Wright will be like another coach on the field for the Raiders and in the linebacker room much like McCoy and Hayward have become for their respective position groups. Let’s look at his play and how it translates to 2021.

Wright (number 50 in Seattle) executes various zone drops in the above clip and several times moves on from his initial assignment to squeeze the zone for the receiver coming into his area late in the down. The above clips have little to do with athletic ability and more hinge upon his mental quickness and preparation.

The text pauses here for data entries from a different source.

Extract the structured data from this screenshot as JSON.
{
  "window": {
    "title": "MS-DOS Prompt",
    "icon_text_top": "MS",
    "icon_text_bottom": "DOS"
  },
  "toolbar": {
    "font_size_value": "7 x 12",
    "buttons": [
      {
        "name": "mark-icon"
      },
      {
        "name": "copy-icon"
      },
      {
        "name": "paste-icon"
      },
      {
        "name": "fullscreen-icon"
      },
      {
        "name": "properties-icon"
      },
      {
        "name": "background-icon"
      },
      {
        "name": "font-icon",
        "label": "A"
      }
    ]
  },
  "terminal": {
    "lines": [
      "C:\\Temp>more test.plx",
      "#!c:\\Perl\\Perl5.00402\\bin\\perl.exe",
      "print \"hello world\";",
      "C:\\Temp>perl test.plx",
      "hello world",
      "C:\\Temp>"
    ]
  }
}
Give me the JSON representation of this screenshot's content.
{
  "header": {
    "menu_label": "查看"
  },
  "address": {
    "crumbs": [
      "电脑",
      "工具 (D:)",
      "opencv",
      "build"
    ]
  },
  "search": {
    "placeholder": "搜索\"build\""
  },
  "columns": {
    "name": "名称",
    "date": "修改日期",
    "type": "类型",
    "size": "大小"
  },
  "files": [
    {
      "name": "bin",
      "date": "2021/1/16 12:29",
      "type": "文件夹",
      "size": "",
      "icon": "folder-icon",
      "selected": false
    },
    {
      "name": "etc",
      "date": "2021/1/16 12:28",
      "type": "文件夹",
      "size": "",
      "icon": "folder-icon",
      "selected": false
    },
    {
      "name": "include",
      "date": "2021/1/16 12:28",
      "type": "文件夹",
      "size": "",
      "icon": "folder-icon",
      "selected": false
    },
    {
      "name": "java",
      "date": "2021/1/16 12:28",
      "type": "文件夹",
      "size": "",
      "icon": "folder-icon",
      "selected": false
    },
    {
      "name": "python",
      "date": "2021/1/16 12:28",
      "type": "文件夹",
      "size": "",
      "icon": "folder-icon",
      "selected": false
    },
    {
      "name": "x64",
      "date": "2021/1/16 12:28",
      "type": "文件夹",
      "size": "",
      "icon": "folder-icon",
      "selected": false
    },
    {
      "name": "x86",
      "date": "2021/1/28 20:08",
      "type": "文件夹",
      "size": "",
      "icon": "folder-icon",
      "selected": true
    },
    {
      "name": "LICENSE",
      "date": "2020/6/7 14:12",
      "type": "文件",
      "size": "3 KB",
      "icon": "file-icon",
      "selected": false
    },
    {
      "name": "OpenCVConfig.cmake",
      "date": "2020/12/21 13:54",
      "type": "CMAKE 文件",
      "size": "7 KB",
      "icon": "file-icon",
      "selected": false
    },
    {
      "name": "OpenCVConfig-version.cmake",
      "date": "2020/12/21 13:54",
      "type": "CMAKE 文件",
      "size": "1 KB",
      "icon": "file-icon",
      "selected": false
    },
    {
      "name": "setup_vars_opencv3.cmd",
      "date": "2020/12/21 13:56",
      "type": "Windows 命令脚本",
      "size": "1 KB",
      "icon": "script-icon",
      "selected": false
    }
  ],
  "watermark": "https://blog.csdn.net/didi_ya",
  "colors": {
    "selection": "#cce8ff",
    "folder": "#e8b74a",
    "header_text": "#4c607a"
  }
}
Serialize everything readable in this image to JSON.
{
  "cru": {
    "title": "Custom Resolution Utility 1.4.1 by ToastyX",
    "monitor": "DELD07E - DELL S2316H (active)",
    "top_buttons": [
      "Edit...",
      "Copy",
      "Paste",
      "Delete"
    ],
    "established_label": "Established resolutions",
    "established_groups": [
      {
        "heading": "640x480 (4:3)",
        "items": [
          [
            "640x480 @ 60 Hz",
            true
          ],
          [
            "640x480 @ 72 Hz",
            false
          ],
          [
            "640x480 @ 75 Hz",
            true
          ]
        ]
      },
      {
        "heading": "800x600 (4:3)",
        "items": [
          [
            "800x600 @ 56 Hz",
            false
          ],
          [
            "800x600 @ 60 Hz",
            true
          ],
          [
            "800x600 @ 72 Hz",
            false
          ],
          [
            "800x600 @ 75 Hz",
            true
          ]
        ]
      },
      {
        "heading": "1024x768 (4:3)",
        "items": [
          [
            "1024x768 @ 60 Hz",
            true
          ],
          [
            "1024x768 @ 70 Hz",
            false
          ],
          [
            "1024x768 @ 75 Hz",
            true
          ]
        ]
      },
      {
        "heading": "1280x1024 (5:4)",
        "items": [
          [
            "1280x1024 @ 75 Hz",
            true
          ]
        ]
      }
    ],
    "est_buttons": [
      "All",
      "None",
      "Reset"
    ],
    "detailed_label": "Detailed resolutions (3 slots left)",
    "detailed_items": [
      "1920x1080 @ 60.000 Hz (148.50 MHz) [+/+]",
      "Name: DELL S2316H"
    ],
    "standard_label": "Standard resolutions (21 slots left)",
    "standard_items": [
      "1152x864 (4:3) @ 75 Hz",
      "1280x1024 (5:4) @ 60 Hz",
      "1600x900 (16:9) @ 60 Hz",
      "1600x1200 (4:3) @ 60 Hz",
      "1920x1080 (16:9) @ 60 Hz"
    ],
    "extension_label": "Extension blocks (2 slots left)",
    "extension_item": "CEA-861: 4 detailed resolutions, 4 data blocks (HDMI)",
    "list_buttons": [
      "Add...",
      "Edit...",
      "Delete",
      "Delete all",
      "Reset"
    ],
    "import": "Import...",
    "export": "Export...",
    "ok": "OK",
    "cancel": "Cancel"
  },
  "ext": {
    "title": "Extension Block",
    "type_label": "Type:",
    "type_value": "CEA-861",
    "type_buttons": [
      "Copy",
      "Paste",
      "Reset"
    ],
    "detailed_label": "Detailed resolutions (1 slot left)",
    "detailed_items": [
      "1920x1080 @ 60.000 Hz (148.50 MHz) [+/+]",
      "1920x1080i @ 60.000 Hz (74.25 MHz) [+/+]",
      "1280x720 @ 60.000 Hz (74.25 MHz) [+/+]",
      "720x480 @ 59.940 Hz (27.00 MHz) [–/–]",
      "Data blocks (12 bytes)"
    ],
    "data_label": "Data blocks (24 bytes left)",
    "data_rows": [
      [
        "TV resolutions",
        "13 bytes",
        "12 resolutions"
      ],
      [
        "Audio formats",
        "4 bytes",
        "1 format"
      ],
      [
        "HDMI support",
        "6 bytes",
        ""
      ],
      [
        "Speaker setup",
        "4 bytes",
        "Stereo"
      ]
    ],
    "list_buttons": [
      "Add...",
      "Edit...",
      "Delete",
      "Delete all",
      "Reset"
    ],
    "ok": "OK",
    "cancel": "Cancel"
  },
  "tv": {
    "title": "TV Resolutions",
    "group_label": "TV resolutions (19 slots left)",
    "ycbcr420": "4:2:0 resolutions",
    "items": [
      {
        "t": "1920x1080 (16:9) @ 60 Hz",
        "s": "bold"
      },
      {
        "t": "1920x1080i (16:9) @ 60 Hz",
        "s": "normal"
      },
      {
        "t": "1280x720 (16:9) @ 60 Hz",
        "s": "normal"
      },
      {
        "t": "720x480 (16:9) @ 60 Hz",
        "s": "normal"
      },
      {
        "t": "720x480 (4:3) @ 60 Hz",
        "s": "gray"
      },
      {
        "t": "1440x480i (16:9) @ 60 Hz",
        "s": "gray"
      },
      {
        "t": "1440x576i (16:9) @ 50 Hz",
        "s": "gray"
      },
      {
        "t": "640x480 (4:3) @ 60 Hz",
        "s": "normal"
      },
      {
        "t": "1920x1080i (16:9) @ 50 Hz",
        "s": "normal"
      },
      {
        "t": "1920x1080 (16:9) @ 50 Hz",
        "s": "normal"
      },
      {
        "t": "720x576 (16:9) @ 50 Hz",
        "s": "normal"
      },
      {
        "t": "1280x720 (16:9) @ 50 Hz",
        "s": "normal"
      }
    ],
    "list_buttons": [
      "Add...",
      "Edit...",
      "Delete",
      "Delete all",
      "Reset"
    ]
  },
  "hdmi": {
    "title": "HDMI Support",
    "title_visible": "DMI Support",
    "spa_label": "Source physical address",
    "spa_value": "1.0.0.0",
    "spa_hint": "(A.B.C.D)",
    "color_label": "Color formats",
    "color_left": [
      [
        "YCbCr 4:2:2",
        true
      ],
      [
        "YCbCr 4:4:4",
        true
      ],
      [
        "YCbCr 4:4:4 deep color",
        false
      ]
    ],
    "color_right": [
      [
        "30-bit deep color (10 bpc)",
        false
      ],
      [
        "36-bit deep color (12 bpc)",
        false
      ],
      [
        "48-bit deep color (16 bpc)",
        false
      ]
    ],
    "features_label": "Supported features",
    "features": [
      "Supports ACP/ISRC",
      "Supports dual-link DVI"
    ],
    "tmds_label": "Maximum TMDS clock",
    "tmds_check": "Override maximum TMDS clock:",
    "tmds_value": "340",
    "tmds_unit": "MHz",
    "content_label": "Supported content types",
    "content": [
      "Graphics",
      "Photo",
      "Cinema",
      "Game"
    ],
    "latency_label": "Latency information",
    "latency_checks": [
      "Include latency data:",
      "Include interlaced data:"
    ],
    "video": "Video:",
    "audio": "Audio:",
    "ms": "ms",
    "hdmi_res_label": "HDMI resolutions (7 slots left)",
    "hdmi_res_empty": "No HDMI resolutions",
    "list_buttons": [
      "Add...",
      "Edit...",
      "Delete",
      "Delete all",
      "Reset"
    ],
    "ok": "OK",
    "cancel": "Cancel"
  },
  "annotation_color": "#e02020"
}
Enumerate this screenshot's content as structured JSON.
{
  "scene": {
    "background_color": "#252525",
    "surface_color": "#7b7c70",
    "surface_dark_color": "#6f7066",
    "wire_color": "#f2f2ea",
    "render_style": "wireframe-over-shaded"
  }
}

Living in heavy Cover 3 scheme his entire career, Wright understands the routes that are coming and what can hurt the scheme. His knowledge will be invaluable. Wright has excelled as the weakside linebacker in Seattle during his career so he certainly warrants a chance to compete for a starting position there.

However with Cory Littleton’s edge on natural ability and athleticism there’s a chance Wright would play more in base personnel as the Sam, much like he did earlier in his career under Bradley.

Watch Brian Baldinger’s film room for more on KJ Wright’s approach and incredible grasp of the defense he is about to enter.

Where Wright will be most valuable however in the short term will be his run defense. With that being an area where Littleton struggles, and Tanner Muse is still developing, Wright is an easy upgrade over either and could prove to be integral in the Week 1 matchup against Lamar Jackson and the Ravens.

In the play above Wright reads the “zone slice” action in the backfield with the fullback coming across the formation to block the backside DE. Wright diagnoses the action and pulls the trigger, hitting the fullback before he can execute the block on the intended player. Wright effectively ruins this play above with his instincts and mental processing alone.

Wright is aging, sure. Maybe he won’t be as impactful as he has been in Seattle. But his presence alone gives a big boost to the Raiders’ defense.